There is, however, plenty to like. First and foremost is the exceptionally good ride, coupled with pleasingly supportive seats. A fully independent rear suspension on AWD models, joined by McPherson struts up front, delivers such a composed and controlled response to most roads, even those majorly beat-up, it’s hard to accept this thing starts at $26,290 for the AWD L version — a model that also gets LED headlamps, heated seats, and standard Apple CarPlay and Android Auto. The ride quality is so good, it will embarrass crossovers costing twice as much.
The look and shape are nothing like the polarizing Kia Seltos with which the Cross competes, though the space is, coming in very near the room in the Seltos with 750 litres of cargo space with the rear seats up; and 1,890 with the 60-40 seats down. That’s a lot of room for a subcompact. Rear seat leg-room isn’t quite as generous, but up front there’s never a feeling of being cramped or contained.
Visibility is excellent out the front and to the sides, less so out the smallish rear window, but with big honking side mirrors, it makes seeing everything super-easy. Start the engine (push-button start is available on LE and up) and the 2.0-litre four-cylinder idles smoothly. Underway, it takes some timing to extract all 169 horsepower and 150 lb-ft of torque via a continuously variable transmission (CVT) that drives the front — or all four — wheels. No, there’s no chiropractor-calling acceleration, but a spirited get-up-and-go attitude is present. Passing power could be greater, but for the most part there’s enough power to get around comfortably.

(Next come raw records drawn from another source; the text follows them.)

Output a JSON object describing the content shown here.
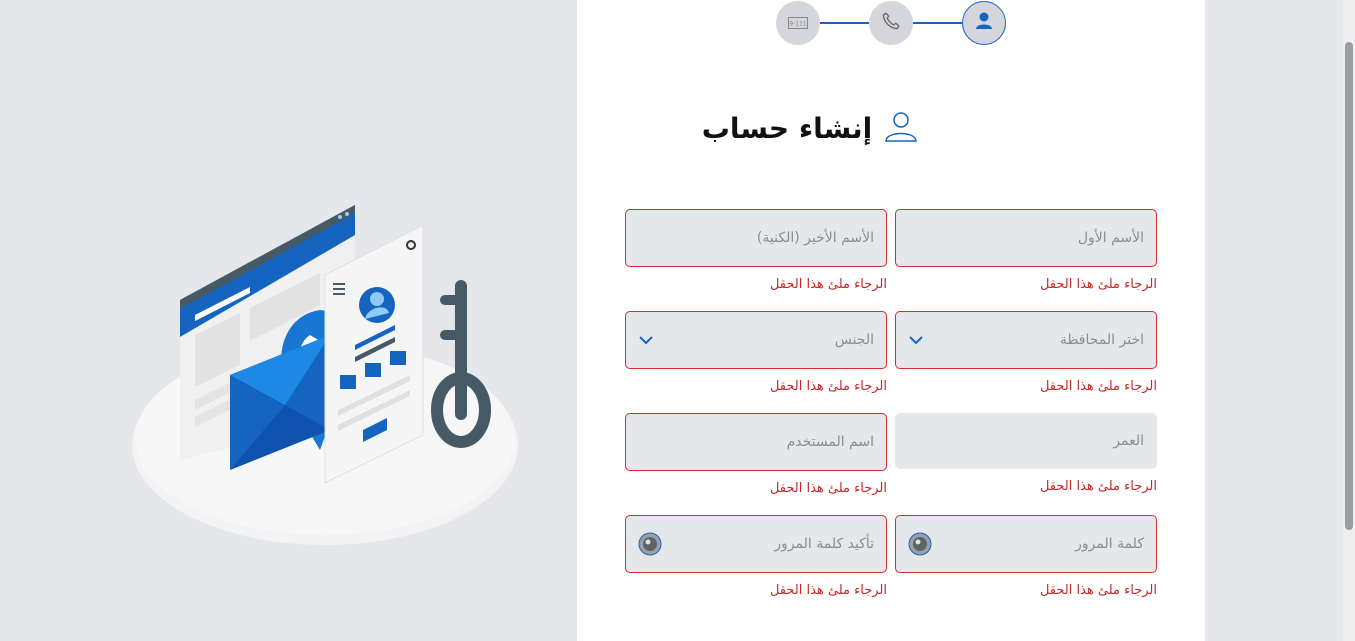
{
  "stepper": {
    "steps": [
      {
        "icon": "id-card-icon",
        "state": "pending"
      },
      {
        "icon": "phone-icon",
        "state": "pending"
      },
      {
        "icon": "user-icon",
        "state": "active"
      }
    ]
  },
  "heading": {
    "title": "إنشاء حساب",
    "icon": "user-outline-icon"
  },
  "form": {
    "first_name": {
      "placeholder": "الأسم الأول",
      "error": "الرجاء ملئ هذا الحقل"
    },
    "last_name": {
      "placeholder": "الأسم الأخير (الكنية)",
      "error": "الرجاء ملئ هذا الحقل"
    },
    "governorate": {
      "placeholder": "اختر المحافظة",
      "error": "الرجاء ملئ هذا الحقل"
    },
    "gender": {
      "placeholder": "الجنس",
      "error": "الرجاء ملئ هذا الحقل"
    },
    "age": {
      "placeholder": "العمر",
      "error": "الرجاء ملئ هذا الحقل"
    },
    "username": {
      "placeholder": "اسم المستخدم",
      "error": "الرجاء ملئ هذا الحقل"
    },
    "password": {
      "placeholder": "كلمة المرور",
      "error": "الرجاء ملئ هذا الحقل"
    },
    "confirm_password": {
      "placeholder": "تأكيد كلمة المرور",
      "error": "الرجاء ملئ هذا الحقل"
    }
  },
  "colors": {
    "accent": "#1565c0",
    "error": "#d32f2f",
    "field_bg": "#e6e7eb",
    "page_bg": "#e6e7eb"
  }
}
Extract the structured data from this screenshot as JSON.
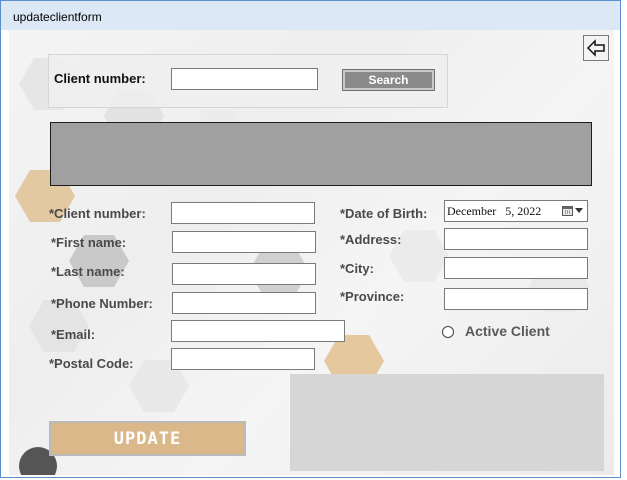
{
  "window": {
    "title": "updateclientform"
  },
  "search": {
    "label": "Client number:",
    "value": "",
    "button_label": "Search"
  },
  "results_grid": {},
  "form": {
    "client_number_label": "*Client number:",
    "first_name_label": "*First name:",
    "last_name_label": "*Last name:",
    "phone_label": "*Phone Number:",
    "email_label": "*Email:",
    "postal_code_label": "*Postal Code:",
    "dob_label": "*Date of Birth:",
    "address_label": "*Address:",
    "city_label": "*City:",
    "province_label": "*Province:",
    "dob_value": "December   5, 2022",
    "active_client_label": "Active Client",
    "update_button_label": "UPDATE"
  },
  "icons": {
    "back": "back-arrow-icon",
    "calendar": "calendar-icon",
    "dropdown": "chevron-down-icon"
  }
}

The steel-belted CV transmission has a direct-shift component to make it feel like a seven-speed; and, sure, there is some noise when the throttle gets squeezed for all it’s got. This kind of gearbox uses a mechanical first gear to get more power to the wheels at takeoff before switching over to operate like a regular CVT once moving. It also allows the Corolla Cross to tow up to 1,500 pounds.
Road noise from the rear seems odd when the whole front area is so quiet, completely absent of wind and road noise, making cruising along at 100 to 110 km/h extraordinarily relaxing. Nothing rattled or squeaked inside.